This paper discusses the effect of the compressive and tensile strength of inorganic polymer concrete (IPC), protection layer thickness and bonded length of reinforcing bars (rebars) on the bond performance between IPC and rebars through laboratory tests of IPC at high temperatures. In addition, the bond performances of IPC and ordinary concrete at high temperatures are compared. The experimental results indicate that IPC at high temperatures exhibits superior bond performance with rebar compared with ordinary concrete. As the temperature increases, the reduction in the IPC-rebar bond strength exhibits similar behavior as the reduction in the compressive and tensile strengths of IPC. Thin protection layers contribute to significant degradation of the IPC-rebar bond strength at high temperatures. The degradation of the bond strength is affected by the rebar bonded length at room temperature but is not influenced at high temperatures. The analytical expression of the IPC-rebar bond strength at high temperatures can be derived by best fitting the experimental results. Based on the expression of the ultimate bond strength and the expression of rebar slip, a two-segment regression analysis is performed to obtain the local bond-slip relationship of rebars in IPC after exposure to high temperatures. This study provides theoretical contributions to the engineering application of IPC.
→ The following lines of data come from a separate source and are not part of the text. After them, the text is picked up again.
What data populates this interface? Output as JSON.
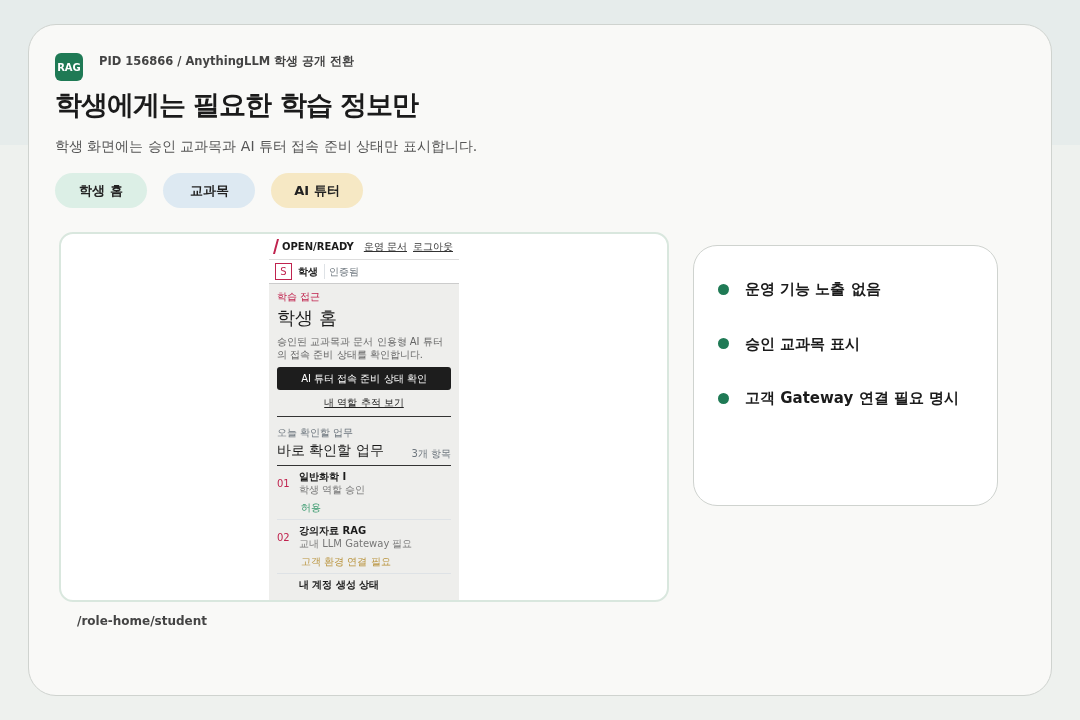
{
  "header": {
    "badge": "RAG",
    "pid": "PID 156866 / AnythingLLM 학생 공개 전환",
    "title": "학생에게는 필요한 학습 정보만",
    "subtitle": "학생 화면에는 승인 교과목과 AI 튜터 접속 준비 상태만 표시합니다.",
    "chips": [
      {
        "label": "학생 홈",
        "color": "#dcefe6"
      },
      {
        "label": "교과목",
        "color": "#dde9f2"
      },
      {
        "label": "AI 튜터",
        "color": "#f6e8c4"
      }
    ]
  },
  "preview": {
    "brand": "OPEN/READY",
    "links": [
      "운영 문서",
      "로그아웃"
    ],
    "avatar": "S",
    "role": "학생",
    "role_tag": "인증됨",
    "eyebrow": "학습 접근",
    "heading": "학생 홈",
    "description": "승인된 교과목과 문서 인용형 AI 튜터의 접속 준비 상태를 확인합니다.",
    "primary_button": "AI 튜터 접속 준비 상태 확인",
    "secondary_link": "내 역할 추적 보기",
    "tasks": {
      "eyebrow": "오늘 확인할 업무",
      "title": "바로 확인할 업무",
      "count": "3개 항목",
      "items": [
        {
          "number": "01",
          "title": "일반화학 I",
          "subtitle": "학생 역할 승인",
          "tag": "허용",
          "kind": "allowed"
        },
        {
          "number": "02",
          "title": "강의자료 RAG",
          "subtitle": "교내 LLM Gateway 필요",
          "tag": "고객 환경 연결 필요",
          "kind": "pending"
        },
        {
          "title": "내 계정 생성 상태"
        }
      ]
    },
    "path": "/role-home/student"
  },
  "checklist": [
    {
      "label": "운영 기능 노출 없음"
    },
    {
      "label": "승인 교과목 표시"
    },
    {
      "label": "고객 Gateway 연결 필요 명시"
    }
  ]
}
This study conducts an experimental program to calibrate a proposed arch resistance model that can be used to evalu-ate the residual axial load-carrying capacities of shear-damaged reinforced concrete (RC) columns. An extreme dam-age pattern of shear-damaged RC columns in which the axial load is carried by the longitudinal bars only due to spalling of the concrete core is considered in the experimental program. To simulate this extreme damage pattern, five bare specimens with different clear lengths are fabricated using only steel bars and tested to axial collapse under different axial loads. Based on the experimental results, the force-displacement behavior, limit state of the axial collapse, and stress state of the longitudinal bars of the shear-damaged RC columns are investigated for the proposed arch resistance model. The ratios of the analytical to the measured residual axial capacities in the designed specimens are between 0.77 and 0.92, demonstrating the high accuracy of the proposed model. In addition, the effects of post-yield strain hardening of the longitudinal bars on the force-displacement behavior and on the accuracy of the residual axial capacities of the shear-damaged RC columns are discussed.